Please retype the listing below without a single change.

** Available data follows **

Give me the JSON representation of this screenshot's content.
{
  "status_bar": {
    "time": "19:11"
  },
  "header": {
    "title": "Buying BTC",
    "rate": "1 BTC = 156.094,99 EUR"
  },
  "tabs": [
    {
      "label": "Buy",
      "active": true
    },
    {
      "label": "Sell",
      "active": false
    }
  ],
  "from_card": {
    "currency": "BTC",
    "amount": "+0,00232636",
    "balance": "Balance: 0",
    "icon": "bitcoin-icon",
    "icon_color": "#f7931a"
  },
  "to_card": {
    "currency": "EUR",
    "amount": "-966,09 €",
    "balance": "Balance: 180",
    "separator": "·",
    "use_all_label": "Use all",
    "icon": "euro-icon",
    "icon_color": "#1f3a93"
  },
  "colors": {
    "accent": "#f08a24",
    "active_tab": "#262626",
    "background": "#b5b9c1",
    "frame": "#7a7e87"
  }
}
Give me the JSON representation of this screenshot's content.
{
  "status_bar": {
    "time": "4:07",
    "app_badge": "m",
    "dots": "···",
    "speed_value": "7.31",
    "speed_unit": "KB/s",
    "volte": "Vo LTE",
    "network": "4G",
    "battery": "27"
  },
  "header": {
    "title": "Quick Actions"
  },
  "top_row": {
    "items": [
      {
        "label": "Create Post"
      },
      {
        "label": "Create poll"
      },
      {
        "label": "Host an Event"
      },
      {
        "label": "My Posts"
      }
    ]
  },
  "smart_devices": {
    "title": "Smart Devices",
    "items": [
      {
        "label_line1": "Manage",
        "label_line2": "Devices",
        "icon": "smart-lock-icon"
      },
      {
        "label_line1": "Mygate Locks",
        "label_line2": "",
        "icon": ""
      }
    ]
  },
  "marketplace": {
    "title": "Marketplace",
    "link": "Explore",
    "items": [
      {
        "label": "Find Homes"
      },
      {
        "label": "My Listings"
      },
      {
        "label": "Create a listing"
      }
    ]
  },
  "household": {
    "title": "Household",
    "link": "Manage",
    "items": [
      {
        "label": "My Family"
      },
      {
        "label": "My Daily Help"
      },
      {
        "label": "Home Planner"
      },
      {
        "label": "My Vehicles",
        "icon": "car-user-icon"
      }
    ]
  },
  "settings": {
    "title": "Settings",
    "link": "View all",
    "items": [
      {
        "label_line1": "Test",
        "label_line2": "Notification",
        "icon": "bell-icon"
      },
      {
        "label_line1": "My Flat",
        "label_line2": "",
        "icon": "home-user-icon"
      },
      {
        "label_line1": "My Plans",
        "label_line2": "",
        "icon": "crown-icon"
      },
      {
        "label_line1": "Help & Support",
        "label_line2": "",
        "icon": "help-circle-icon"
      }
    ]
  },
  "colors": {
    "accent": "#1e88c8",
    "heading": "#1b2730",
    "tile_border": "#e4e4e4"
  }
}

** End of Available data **

Answer to this problem:
Give me the JSON representation of this screenshot's content.
{
  "status_bar": {
    "time": "19:11"
  },
  "header": {
    "title": "Buying BTC",
    "rate": "1 BTC = 156.094,99 EUR"
  },
  "tabs": [
    {
      "label": "Buy",
      "active": true
    },
    {
      "label": "Sell",
      "active": false
    }
  ],
  "from_card": {
    "currency": "BTC",
    "amount": "+0,00232636",
    "balance": "Balance: 0",
    "icon": "bitcoin-icon",
    "icon_color": "#f7931a"
  },
  "to_card": {
    "currency": "EUR",
    "amount": "-966,09 €",
    "balance": "Balance: 180",
    "separator": "·",
    "use_all_label": "Use all",
    "icon": "euro-icon",
    "icon_color": "#1f3a93"
  },
  "colors": {
    "accent": "#f08a24",
    "active_tab": "#262626",
    "background": "#b5b9c1",
    "frame": "#7a7e87"
  }
}
Give me the JSON representation of this screenshot's content.
{
  "status_bar": {
    "time": "4:07",
    "app_badge": "m",
    "dots": "···",
    "speed_value": "7.31",
    "speed_unit": "KB/s",
    "volte": "Vo LTE",
    "network": "4G",
    "battery": "27"
  },
  "header": {
    "title": "Quick Actions"
  },
  "top_row": {
    "items": [
      {
        "label": "Create Post"
      },
      {
        "label": "Create poll"
      },
      {
        "label": "Host an Event"
      },
      {
        "label": "My Posts"
      }
    ]
  },
  "smart_devices": {
    "title": "Smart Devices",
    "items": [
      {
        "label_line1": "Manage",
        "label_line2": "Devices",
        "icon": "smart-lock-icon"
      },
      {
        "label_line1": "Mygate Locks",
        "label_line2": "",
        "icon": ""
      }
    ]
  },
  "marketplace": {
    "title": "Marketplace",
    "link": "Explore",
    "items": [
      {
        "label": "Find Homes"
      },
      {
        "label": "My Listings"
      },
      {
        "label": "Create a listing"
      }
    ]
  },
  "household": {
    "title": "Household",
    "link": "Manage",
    "items": [
      {
        "label": "My Family"
      },
      {
        "label": "My Daily Help"
      },
      {
        "label": "Home Planner"
      },
      {
        "label": "My Vehicles",
        "icon": "car-user-icon"
      }
    ]
  },
  "settings": {
    "title": "Settings",
    "link": "View all",
    "items": [
      {
        "label_line1": "Test",
        "label_line2": "Notification",
        "icon": "bell-icon"
      },
      {
        "label_line1": "My Flat",
        "label_line2": "",
        "icon": "home-user-icon"
      },
      {
        "label_line1": "My Plans",
        "label_line2": "",
        "icon": "crown-icon"
      },
      {
        "label_line1": "Help & Support",
        "label_line2": "",
        "icon": "help-circle-icon"
      }
    ]
  },
  "colors": {
    "accent": "#1e88c8",
    "heading": "#1b2730",
    "tile_border": "#e4e4e4"
  }
}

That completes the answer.